by Chuma Vabaza, Partner, Durban,
Practice Area(s): Employment |

On 25 October 2023, in the case of Van Wyk and others v Minister of Employment and Labour, the High Court in Johannesburg handed down a groundbreaking judgment concerning the leave entitlements of new parents in the workplace.

Mr Van Wyk is a salaried employee, whilst Mrs Van Wyk is a business owner. Given their circumstances, when they had a new baby, they preferred that Mrs Van Wyk returned to trade as soon as possible because they feared the business might fail were she to take an extended period of leave from it. On the other hand, Mr Van Wyk would be the primary caregiver during the early infancy of their child.

What stood in the way though was that the Basic Conditions of Employment Act (“the BCEA”) only entitled Mr Van Wyk to take 10 days’ paternity leave compared to the 4 consecutive months that Mrs Van Wyk would be entitled to as a birth mother. To circumvent this, Mr Van Wyk took extended annual leave from his work, part of which was unpaid. Further, he was also not entitled to any UIF benefits.
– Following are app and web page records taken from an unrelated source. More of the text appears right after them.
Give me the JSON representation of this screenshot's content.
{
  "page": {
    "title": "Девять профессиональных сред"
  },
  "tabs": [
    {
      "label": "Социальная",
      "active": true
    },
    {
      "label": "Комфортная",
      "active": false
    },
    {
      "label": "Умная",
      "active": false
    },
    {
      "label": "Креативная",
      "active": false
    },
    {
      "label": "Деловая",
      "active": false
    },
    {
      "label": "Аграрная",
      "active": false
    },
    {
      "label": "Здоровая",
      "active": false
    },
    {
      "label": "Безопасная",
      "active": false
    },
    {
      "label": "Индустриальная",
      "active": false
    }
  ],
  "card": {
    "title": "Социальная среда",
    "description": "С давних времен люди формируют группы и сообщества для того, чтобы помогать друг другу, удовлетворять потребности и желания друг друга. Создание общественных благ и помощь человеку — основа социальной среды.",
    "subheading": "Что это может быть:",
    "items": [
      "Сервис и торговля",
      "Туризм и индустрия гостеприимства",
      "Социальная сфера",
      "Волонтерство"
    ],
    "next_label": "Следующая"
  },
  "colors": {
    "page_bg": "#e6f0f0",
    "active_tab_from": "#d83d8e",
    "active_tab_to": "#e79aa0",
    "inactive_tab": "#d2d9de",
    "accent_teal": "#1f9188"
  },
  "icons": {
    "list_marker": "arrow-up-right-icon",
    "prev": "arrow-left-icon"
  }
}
The Van Wyks, therefore, argued before the court that sections 25, 25A, 25B and 25C of the BCEA are unconstitutional insofar as they unfairly differentiate between a mother and a father in respect of maternity and paternity leave. An additional question that the court was faced with is whether the BCEA also unfairly discriminates against commissioning and adoptive mothers by only providing for a 10 – week leave period for them as opposed to the 16 weeks that birth mothers are entitled to.

Addressing the issue of paternity leave for fathers, the court reasoned that to accord them a paltry 10 days’ leave speaks to a mindset that regards the father involvement in early parenting as marginal. In this sense, the BCEA is offensive to the norms of the Constitution as it impairs a father’s dignity. The court further determined that a father who chooses to share in the gruelling yet rewarding experience of early child nurturing can indeed complain that the absence of equal recognition in the BCEA is unfair discrimination.

On the question of commissioning and adoptive mothers, the court decided that no honourable explanation comes to mind in granting them 6 weeks less leave compared to birth mothers. The fact that they may not have experienced physical child birth is no acceptable justification for the discrimination.

Under the circumstances, it seemed inescapable that the court would declare, as it ultimately did, that sections 25, 25A, 25B and 25C of the BCEA, together with the corresponding provisions of the Unemployment Insurance Fund Act, are invalid as they are inconsistent with the provisions of sections 9 and 10 of the Constitution. Whilst this declaration of invalidity has been suspended for two years to allow Parliament to cure the defects, the court has ruled that in the interim, the groups of parents referred to in this article shall enjoy the same maternity and paternity leave benefits as their comparators. Absent any appeal from the Minister of Employment and Labour or the Constitutional Court disagreeing with the High Court judgment, a new dawn has been ushered in for new parents.